We all have slip ups as vegans and that's okay. Don't beat yourself up about it. The thing is, once you make a mistake you know you won't make it again. I might never be able to have those delicious Percy's again but I'm okay with that because I'm not contributing to animal suffering by doing so. I feel like I've said this a million times on here but being vegan is about causing the least amount of harm possible, it's not about being perfect.

Gelatin - derived from animal products and never vegan. Commonly used in gummy sweeties. 

Lactose - a type of sugar found in milk. 

Rennet - this one caught me out back when I was vegetarian as Parmesan and Grana Padano cheeses are produced using rennet, which comes from the stomachs of animals. 

Honey/Beeswax - made by bees, for bees. 

Propolis - also known as bee glue. Contains beeswax and is made by bees. 

Whey - is kind of the leftovers of milk once it's been curdled and strained (gross). 

Casein - a protein that comes from milk. 

Vitamin D3 - often derived from animal products. The only vegan source of D3 is vitashine so unless this is specified then avoid the product. 

Lanolin - also known as wool wax or wool fat, a wax that is found on wool-bearing animals that is used to protect their wool. 

Isinglass - comes from the dried swim bladders of fish, often used for filtering beer and wine.  

Shellac - a resin produced by female lac bugs.  

Cod Liver Oil - it's in the name, comes from the liver of a cod fish. 

Cochineal - a scale insect that is crushed to used to create red dye. 

Bone Char - a material that is produced by charring animal bones. Can be used in sugar production, although this is less common now, and also as a black pigment in paint and ink. 

Pepsin - an enzyme produced in the stomachs of humans and animals. 

Tallow - a form of animal fat. 

Lard - pig fat. 

Down - goose or duck feathers used for insulating purposes, commonly found in jackets, duvets, and pillows. 

And a shit tonne of E's - the main ones to look out for that are never vegan are E120, E542, E901 and E904 but there are lots more that can be derived from animal products. Check out The Vegan Society for more info on these. 

I hope you guys found this post useful!

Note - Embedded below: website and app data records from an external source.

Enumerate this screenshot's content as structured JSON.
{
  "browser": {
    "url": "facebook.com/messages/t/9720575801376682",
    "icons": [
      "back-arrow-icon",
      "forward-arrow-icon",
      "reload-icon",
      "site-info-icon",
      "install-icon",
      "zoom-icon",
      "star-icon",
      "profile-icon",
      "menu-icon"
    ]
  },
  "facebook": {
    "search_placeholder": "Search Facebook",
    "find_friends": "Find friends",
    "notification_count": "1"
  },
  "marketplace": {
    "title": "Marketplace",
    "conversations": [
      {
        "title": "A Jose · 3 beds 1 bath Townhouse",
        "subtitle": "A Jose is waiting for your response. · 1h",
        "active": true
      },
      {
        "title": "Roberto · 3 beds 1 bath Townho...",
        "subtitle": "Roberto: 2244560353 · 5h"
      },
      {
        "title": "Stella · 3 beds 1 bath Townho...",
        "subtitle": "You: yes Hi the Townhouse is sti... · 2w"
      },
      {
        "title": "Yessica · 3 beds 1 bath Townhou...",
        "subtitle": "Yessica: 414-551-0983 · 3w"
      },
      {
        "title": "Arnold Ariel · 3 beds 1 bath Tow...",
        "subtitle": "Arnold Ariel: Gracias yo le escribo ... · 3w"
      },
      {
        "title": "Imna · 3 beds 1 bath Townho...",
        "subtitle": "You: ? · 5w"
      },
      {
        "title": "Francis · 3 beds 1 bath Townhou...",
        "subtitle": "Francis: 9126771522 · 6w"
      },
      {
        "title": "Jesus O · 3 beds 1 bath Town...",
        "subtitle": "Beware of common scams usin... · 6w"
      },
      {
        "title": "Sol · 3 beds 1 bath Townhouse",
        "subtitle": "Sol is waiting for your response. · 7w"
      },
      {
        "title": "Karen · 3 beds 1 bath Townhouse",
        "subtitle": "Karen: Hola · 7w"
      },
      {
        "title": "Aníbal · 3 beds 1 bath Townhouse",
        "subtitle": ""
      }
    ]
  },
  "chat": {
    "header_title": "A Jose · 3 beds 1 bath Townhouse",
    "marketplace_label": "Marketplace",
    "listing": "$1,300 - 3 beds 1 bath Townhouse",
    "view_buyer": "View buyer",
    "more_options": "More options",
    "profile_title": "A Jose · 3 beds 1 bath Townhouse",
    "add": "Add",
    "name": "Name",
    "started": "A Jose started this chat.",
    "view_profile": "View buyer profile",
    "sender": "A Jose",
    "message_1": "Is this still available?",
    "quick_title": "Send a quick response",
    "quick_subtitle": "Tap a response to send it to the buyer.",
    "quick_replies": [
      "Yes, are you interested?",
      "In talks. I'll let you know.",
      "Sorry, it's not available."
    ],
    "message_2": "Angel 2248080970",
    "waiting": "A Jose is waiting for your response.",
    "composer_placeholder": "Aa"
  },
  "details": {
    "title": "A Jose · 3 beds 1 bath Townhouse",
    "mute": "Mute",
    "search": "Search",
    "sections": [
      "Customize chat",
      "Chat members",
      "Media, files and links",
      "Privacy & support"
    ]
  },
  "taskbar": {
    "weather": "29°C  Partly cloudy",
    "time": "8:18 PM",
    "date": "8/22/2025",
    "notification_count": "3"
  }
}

I will try to keep it updated as and when I discover other sneaky ingredients that are not okay for vegans. Let me know in the comments if you've come across any others that I have missed.